The lawyer must also keep in mind while framing the questions that the questions asked during the Cross-Examination must be relevant to the issue related in the facts of the case. Indecent & scandalous questions can also be asked by the advocate at the time of Cross-Examination if they relate to the fact in issue. Most importantly questions intended to insult or annoy should be forbidden by the court even though the question may seem to be proper.
The court which has authoritative power to decide the case can recall the witness for the Cross-Examination based on the facts and circumstances of that particular case. A summary procedure does not take away the rights of the parties to Cross-Examine as every party has to be given fair deal in the matter of Cross-Examination.
Certain points to be considered by the lawyers during cross examination. The need for cross examination is to question the testimony of the witness before the judge, in favour of the client. But the reason why cross examination evolved as the one of the main part of lawsuit was because justice is based on truth. Cross examination helps the court, judges and jury to reach to the truth.
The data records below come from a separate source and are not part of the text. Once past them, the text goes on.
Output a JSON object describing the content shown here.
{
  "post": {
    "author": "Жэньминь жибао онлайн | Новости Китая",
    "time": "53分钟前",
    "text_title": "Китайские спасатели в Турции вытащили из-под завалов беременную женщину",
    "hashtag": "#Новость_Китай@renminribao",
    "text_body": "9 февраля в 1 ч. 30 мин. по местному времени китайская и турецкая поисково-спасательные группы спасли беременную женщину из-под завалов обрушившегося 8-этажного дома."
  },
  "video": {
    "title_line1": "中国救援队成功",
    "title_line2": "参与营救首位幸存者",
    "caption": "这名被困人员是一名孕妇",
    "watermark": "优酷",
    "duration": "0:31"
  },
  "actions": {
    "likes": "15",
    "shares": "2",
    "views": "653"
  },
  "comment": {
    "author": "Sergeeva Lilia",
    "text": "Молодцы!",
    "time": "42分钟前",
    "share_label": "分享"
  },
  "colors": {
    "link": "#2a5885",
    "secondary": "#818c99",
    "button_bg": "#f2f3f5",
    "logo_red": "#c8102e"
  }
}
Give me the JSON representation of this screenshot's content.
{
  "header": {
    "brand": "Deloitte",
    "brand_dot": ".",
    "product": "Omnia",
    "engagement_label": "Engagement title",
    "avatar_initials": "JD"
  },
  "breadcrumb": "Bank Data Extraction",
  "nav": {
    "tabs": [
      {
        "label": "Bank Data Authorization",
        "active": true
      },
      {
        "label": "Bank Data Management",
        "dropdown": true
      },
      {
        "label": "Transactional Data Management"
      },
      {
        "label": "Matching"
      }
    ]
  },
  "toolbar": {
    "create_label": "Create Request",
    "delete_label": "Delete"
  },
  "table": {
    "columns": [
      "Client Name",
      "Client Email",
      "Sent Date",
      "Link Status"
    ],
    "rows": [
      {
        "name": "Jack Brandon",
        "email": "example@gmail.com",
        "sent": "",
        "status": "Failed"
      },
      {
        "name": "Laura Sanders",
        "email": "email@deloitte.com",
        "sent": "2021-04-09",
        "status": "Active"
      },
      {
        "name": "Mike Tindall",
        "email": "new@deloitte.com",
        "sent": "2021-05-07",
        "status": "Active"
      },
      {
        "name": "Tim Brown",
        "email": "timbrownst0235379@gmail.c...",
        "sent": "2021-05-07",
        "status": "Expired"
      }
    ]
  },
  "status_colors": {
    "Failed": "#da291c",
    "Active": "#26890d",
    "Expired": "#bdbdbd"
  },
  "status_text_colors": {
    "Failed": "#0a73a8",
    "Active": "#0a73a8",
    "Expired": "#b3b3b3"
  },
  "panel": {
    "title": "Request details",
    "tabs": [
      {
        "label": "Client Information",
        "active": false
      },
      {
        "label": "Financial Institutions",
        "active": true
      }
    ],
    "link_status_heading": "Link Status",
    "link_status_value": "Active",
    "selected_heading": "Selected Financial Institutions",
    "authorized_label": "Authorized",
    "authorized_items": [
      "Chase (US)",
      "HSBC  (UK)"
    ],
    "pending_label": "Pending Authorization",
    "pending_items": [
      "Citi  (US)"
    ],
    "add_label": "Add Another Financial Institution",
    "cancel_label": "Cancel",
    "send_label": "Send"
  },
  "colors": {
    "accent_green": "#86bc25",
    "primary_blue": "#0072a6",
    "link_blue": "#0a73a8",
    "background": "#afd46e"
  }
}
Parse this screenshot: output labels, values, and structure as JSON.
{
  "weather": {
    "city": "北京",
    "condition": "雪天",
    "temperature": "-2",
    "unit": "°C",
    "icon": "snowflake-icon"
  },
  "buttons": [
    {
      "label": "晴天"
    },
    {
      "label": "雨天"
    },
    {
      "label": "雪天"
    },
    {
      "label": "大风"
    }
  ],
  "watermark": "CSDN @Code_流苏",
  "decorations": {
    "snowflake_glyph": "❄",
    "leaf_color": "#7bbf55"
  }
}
The case will be presented to the utmost satisfaction of the judge if the attorney does the cross examination with these principles in mind, and that is how art of cross examination is understood and excellence is attained.